Virginia Lieutenant Gov. Ralph Northam and state House of Delegates candidate Chris Hurst on Wednesday headlined a Pride Fund to End Gun Violence reception that took place in Northwest D.C.
Lori Haas, whose daughter Emily survived the 2007 Virginia Tech massacre, introduced Northam at the reception that took place at Local 16 in Dupont Circle.
Northam, who is running against former Republican National Committee Chair Ed Gillespie in the race to succeed Gov. Terry McAuliffe, highlighted his support of LGBT-specific issues that includes adding sexual orientation and gender identity to the commonwealth’s nondiscrimination law.
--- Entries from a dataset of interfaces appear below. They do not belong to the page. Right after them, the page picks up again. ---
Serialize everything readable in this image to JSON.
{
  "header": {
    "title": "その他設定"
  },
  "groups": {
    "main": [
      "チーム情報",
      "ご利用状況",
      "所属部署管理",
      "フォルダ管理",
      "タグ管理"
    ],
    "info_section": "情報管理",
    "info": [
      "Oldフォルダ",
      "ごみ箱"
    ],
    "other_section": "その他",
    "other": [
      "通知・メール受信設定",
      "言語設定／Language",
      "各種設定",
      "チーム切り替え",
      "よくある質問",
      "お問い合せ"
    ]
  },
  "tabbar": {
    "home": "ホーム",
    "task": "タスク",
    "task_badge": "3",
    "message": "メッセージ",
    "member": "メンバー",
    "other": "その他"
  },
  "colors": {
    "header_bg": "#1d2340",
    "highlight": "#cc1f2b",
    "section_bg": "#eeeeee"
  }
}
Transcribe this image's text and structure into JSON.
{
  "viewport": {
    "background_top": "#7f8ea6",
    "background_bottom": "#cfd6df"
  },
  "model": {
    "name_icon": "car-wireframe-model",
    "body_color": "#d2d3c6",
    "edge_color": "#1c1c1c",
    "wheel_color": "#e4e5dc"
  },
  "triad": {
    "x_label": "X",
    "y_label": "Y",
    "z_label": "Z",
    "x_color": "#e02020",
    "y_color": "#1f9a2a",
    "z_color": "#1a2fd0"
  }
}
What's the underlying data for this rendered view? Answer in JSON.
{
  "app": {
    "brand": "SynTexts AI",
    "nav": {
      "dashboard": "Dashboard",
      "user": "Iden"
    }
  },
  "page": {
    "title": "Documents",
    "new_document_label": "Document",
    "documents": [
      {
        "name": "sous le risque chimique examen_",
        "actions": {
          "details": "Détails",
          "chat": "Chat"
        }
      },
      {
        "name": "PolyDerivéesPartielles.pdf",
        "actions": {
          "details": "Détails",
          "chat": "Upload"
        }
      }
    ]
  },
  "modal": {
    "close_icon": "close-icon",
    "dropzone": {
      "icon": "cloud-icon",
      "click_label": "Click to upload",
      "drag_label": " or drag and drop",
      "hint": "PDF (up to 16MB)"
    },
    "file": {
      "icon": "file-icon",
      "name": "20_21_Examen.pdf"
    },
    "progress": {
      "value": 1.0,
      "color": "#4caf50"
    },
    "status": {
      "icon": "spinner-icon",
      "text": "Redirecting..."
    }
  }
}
Northam also highlighted his support for gun control, noting he was among the doctors at Landstuhl Regional Medical Center in Germany who treated wounded soldiers during Operation Desert Storm.
“I knew all too well what assault weapons can do to human beings,” he said. “There is no excuse, there is no reason that we have assault weapons on our streets, in our societies.”
Northam also criticized President Trump, saying his presidential campaign was “run off of hatred, and bigotry and discrimination and fear and a lot of misinformation.”
“Virginians and Americans are standing up everywhere and saying this is not the new United States of America, this is not the commonwealth of Virginia that I’m going to accept as normal, so we’re going to stand up and do something about it,” said Northam.
Former reporter’s girlfriend killed during live broadcast
Hurst is a former reporter for WDBJ, a Roanoke television station, who is running against state Del. Joseph Yost (R-Giles County) in the 12th House District that includes Virginia Tech.
A former colleague shot Hurst’s girlfriend, WDBJ reporter Alison Parker and her cameraman, Adam Ward, to death on Aug. 26, 2015, as they were interviewing Smith Mountain Lake Regional Chamber of Commerce Executive Director Vicki Gardner during a live broadcast.
Parker’s parents are among those who attended Wednesday’s reception.
“The Potomac River and Virginia is not too far away,” said Hurst. “But it is light years away in terms of policies that continue to be discriminatory against our LGBTQ community and continue to endanger lives of millions of Virginians every single day who have to live with the notion that they could die from a bullet when they walk out the door or even when they stay inside their home.”
The Pride Fund to End Gun Violence is a political action committee that formed in the weeks after a gunman killed 49 people and injured 53 others inside the Pulse nightclub in Orlando, Fla., on June 12, 2016.
Wednesday’s reception took place less than a month after a gunman shot Louisiana Congressman Steve Scalise and three others who were practicing for the congressional baseball game at an Alexandria park. June 12 marked a year since the Pulse nightclub massacre, which is the deadliest mass shooting in modern U.S. history.
Brandon Wolf, a member of the Pride Fund to End Violence’s board of directors who survived the Pulse nightclub massacre, noted 33,000 Americans will die from gun violence this year. He also sharply criticized lawmakers who he feels have not done enough to address the problem.
“Each day constituents across this country are standing in the line of fire while our elected officials fail to act,” said Wolf. “Now I’m saying no more.”